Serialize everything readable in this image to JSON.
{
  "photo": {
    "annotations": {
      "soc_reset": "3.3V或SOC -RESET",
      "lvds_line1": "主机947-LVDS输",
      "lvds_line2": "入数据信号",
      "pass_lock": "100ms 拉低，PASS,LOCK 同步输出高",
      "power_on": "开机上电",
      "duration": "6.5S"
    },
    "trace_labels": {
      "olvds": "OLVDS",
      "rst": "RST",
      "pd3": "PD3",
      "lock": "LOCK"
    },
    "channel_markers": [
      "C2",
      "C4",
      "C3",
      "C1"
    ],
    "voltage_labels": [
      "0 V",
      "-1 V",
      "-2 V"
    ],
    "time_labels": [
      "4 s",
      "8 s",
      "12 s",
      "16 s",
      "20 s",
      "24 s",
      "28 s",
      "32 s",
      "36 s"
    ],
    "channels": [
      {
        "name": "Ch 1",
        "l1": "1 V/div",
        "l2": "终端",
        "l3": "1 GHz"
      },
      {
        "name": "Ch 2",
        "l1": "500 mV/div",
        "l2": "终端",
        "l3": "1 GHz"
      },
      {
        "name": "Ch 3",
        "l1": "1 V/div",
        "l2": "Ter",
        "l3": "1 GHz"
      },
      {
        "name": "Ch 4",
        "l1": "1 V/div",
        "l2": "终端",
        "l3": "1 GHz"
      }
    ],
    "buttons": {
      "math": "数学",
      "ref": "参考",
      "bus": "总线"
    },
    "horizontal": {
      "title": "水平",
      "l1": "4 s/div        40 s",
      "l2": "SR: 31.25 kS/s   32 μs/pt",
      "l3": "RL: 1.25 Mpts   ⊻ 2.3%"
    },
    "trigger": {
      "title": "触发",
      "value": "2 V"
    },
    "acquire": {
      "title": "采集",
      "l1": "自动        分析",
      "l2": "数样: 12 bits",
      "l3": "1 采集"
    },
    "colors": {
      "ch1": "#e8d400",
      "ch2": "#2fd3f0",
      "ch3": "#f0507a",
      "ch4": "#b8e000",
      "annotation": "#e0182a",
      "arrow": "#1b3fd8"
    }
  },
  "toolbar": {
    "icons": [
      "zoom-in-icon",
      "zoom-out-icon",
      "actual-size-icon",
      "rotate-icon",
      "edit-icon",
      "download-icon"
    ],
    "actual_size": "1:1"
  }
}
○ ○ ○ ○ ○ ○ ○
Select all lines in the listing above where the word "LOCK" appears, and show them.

      "pass_lock": "100ms 拉低，PASS,LOCK 同步输出高",
      "lock": "LOCK"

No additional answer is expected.